UNICEF-Supported Mobile Clinics Save Lives in Yemen's Hajjah
According to reports published in 2022, about 2.2 million children under the age of five in Yemen suffer from acute malnutrition
In the heart of Hajjah province, located in the northwest of war-torn Yemen, a group of dedicated health workers is saving the lives of malnourished children every day through UNICEF-supported mobile clinics.
Fatima Ahmed Saleh Al-Hakami is a community health volunteer with nine years of experience under her belt. Today, she is among the healthcare professionals who work in one of these mobile clinics, helping young mothers, children, and pregnant women detect, treat, and prevent malnutrition and other life-threatening conditions.
"We perform MUAC (Mid-upper arm circumference) measurements for children, detecting severe, moderate, and mild malnutrition cases." "We also diagnose pediatric edema, detect malnourished pregnant women and breastfeeding mothers, raise awareness about symptoms of malnutrition, and much more."
According to reports published in 2022, about 2.2 million children under the age of five in Yemen suffer from acute malnutrition. In some areas of Yemen, the number of cases of acute malnutrition among children under five has reached its highest level ever.
17-year-old Fatima Ahmed Ali Al-Hakami and her family of twelve live in a secluded Al-Jeref area in Yemen's Hajja province. Her youngest son was diagnosed and treated for malnutrition in one of the mobile clinics sponsored by UNICEF.
"My son was very weak," the young mother remembers. "The nearest hospital is very far away from us, and we would never be able to bring our boy there on time. But in this mobile clinic, they treat children suffering from malnutrition and give us all the medicine. They also take care of pregnant women and nursing mothers and give vaccines and vitamins. I see that my son is improving every day, and praise God for these mobile clinics!" she adds.
Nabil Abdullah Saleh Al-Quzai is a SAM (severe acute malnutrition) officer at the Mobile Medical Clinic deployed in the Mabyani Rectorate. He is among those who detect acute malnutrition in children who arrive at the hospital and take immediate measures to prevent threats to their lives.
"Whether it is severe acute malnutrition or moderate acute malnutrition, once children arrive, they undergo screening and are then registered if they meet the admission criteria." "Severely acutely malnourished children are then given routine medications, along with the essential nutrition supplies."

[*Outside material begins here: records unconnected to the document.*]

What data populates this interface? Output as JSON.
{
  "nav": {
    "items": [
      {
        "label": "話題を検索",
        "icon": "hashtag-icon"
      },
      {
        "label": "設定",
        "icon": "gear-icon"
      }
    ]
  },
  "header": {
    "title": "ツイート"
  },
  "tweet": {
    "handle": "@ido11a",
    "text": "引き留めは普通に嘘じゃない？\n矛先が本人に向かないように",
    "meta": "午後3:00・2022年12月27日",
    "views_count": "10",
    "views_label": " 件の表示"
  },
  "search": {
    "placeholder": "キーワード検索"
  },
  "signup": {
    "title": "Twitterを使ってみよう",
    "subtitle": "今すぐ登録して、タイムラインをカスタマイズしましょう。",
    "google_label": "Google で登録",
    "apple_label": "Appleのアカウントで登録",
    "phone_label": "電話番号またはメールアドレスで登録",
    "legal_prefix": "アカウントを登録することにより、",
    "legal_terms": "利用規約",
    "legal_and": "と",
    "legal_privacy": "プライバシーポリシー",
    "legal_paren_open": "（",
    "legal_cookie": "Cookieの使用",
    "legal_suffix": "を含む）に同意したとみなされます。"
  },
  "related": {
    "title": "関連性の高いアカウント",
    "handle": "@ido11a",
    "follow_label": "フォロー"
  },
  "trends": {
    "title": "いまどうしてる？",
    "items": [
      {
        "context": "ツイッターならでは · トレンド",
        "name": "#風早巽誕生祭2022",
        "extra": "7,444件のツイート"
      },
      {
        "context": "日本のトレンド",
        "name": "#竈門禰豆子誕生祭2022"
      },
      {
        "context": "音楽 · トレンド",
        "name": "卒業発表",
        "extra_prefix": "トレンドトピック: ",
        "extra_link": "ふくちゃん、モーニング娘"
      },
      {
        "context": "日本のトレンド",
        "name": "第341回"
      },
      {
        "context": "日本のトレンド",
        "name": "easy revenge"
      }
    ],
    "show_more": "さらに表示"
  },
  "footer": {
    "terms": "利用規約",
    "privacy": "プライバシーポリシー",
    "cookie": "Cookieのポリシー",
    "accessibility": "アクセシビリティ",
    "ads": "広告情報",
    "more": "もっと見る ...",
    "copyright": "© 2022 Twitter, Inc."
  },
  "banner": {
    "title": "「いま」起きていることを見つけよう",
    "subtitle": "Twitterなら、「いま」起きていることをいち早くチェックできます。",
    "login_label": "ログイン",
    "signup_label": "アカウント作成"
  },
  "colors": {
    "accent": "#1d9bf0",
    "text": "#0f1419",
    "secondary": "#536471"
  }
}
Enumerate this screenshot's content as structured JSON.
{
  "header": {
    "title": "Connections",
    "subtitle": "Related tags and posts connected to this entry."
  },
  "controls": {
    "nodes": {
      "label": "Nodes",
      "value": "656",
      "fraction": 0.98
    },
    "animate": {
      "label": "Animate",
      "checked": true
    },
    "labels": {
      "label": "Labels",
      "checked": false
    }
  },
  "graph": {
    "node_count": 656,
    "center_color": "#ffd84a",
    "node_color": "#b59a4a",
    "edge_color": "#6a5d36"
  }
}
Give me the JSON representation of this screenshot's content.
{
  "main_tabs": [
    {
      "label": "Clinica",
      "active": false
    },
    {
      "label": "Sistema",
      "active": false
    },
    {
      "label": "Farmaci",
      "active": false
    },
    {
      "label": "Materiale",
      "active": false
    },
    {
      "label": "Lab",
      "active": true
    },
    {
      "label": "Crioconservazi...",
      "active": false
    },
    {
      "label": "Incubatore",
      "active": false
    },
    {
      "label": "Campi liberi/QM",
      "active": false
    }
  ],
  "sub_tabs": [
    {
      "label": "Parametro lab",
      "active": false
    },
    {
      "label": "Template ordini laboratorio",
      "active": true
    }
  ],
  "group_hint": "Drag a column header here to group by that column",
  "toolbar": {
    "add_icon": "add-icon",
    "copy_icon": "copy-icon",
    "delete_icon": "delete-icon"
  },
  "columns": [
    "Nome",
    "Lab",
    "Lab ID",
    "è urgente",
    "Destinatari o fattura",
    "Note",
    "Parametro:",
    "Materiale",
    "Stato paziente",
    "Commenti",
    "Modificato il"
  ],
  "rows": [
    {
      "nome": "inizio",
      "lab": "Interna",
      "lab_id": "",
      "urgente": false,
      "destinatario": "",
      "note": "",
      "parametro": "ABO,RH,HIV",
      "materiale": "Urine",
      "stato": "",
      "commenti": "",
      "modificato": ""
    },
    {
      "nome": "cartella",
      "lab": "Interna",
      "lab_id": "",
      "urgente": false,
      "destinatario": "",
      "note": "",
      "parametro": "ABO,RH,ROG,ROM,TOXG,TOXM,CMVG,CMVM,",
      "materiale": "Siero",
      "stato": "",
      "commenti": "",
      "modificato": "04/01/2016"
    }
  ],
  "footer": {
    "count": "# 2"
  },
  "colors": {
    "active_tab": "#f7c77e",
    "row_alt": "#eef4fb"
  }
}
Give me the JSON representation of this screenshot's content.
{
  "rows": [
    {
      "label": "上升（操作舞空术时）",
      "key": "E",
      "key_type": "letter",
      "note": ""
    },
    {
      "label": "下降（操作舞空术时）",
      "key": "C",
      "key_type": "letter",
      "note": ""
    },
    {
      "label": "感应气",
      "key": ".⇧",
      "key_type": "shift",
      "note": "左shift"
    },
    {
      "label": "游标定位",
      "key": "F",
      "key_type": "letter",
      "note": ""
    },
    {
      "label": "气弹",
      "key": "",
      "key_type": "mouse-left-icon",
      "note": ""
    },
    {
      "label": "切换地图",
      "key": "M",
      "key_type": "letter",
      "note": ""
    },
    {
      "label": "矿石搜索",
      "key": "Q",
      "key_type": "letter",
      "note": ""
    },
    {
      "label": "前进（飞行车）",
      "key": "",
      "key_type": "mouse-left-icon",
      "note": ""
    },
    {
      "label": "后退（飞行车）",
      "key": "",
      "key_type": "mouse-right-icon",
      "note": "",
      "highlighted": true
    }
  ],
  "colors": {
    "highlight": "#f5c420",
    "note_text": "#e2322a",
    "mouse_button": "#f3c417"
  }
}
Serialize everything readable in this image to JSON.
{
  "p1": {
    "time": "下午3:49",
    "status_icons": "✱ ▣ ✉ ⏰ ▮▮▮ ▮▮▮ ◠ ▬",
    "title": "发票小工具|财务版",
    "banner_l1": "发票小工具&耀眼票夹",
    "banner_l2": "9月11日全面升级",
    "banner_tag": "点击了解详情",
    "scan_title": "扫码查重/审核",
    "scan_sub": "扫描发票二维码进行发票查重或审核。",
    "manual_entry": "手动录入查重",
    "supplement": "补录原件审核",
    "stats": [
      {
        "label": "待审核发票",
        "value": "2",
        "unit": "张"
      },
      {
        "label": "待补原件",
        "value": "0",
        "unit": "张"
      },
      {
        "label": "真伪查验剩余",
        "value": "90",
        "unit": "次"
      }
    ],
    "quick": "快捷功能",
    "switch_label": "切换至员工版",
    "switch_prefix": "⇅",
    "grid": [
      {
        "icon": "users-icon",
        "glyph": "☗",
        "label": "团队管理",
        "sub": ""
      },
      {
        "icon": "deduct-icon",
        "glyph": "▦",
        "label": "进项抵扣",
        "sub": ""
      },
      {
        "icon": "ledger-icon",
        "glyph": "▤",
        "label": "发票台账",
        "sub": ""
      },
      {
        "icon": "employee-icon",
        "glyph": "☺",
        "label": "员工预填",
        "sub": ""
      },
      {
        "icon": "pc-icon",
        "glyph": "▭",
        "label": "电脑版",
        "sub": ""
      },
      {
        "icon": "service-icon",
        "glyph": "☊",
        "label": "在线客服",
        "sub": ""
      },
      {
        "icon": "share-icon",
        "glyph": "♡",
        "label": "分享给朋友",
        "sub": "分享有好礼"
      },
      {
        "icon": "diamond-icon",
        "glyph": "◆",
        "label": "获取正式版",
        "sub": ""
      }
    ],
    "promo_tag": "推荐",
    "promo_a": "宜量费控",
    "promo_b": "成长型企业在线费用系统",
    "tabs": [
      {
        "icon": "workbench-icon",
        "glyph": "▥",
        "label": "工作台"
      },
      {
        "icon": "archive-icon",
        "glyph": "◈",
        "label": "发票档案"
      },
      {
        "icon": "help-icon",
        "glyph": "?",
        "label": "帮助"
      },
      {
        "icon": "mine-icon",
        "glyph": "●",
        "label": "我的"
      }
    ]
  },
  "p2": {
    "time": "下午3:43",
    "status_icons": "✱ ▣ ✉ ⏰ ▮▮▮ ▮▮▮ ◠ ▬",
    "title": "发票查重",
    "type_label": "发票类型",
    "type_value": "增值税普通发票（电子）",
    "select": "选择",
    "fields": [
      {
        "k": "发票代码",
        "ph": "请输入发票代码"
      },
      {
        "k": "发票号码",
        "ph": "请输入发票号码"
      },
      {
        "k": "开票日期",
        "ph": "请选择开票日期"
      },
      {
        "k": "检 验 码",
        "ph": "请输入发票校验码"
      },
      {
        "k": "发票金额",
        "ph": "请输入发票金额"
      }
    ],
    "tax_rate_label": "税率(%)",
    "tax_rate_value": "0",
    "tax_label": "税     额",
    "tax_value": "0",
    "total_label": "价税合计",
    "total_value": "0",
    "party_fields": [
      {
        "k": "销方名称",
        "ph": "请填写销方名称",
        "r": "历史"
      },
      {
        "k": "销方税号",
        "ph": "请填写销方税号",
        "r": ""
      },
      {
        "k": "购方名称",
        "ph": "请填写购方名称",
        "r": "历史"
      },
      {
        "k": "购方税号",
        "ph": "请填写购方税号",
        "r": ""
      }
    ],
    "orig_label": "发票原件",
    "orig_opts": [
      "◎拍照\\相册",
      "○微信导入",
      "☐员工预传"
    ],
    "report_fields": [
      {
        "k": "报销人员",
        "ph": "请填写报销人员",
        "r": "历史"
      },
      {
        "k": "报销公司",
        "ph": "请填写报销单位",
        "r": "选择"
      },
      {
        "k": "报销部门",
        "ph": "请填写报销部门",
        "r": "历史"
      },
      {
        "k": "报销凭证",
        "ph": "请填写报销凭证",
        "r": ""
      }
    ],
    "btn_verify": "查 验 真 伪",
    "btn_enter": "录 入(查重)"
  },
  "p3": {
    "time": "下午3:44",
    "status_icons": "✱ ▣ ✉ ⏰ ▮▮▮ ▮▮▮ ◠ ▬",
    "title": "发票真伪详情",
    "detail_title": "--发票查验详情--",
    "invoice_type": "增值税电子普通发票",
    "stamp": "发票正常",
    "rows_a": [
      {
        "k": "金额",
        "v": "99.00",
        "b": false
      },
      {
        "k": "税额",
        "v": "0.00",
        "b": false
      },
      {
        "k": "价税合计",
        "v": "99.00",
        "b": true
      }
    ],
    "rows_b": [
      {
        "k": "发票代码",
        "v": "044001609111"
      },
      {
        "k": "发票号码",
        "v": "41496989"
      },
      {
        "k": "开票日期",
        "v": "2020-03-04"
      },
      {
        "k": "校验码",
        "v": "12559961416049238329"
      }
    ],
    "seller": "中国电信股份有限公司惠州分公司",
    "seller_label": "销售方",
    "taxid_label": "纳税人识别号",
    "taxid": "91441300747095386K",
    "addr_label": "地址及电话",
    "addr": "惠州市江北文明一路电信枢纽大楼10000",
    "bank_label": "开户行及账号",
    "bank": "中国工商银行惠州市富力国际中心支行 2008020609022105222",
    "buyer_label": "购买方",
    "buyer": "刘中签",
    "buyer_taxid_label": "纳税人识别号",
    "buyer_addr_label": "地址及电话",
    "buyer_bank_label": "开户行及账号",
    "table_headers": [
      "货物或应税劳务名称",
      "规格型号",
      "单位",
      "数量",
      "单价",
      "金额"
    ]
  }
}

Even when the threat to young patients’ lives disappears, the healthcare workers of the mobile clinics keep observing their condition, making sure that they are stable and continue developing according to their age.
"We insist on regular visits and weight measurements to make sure that the malnourished children recover normally," Nabil continues. "Severely malnourished children need proper care and a lot of attention during the recovery period. That is why we also focus on instructing families on how to take care of their children at home to prevent malnourishment in the future. Otherwise, they can develop disabilities or even die."
Both healthcare workers and their patients admit that the mobile clinics became a relief and salvation for hundreds of thousands of people who now live in remote areas of Yemen or have been internally displaced due to the war actions that have not subsided in the country since 2015.
"Most of these people simply have no way to get to hospitals," Fatima explains. "They don’t have vehicles, and the transportation costs that can total about 20,000 rials are unaffordable for these poor families."
"Routine treatment is essential for children who suffer from malnutrition, and sometimes we experience a shortage of the essential medications in the mobile clinics," Nabil admits. "We need more vital medicines, including medications for diarrhea, respiratory infections, and skin conditions for children," he adds.
"Also, today these mobile clinics still cannot work regularly, and it is insufficient," Fatima continues. "We need to receive more training courses and certification so these clinics can have more midwives and other qualified personnel to serve the community even better."
These challenges are likely to remain until peace returns to Yemen. However, the support of UNICEF, its donors, and partners allows us to deploy mobile clinics in wider areas, reaching out to thousands of young children and families, saving lives, and giving hope every day.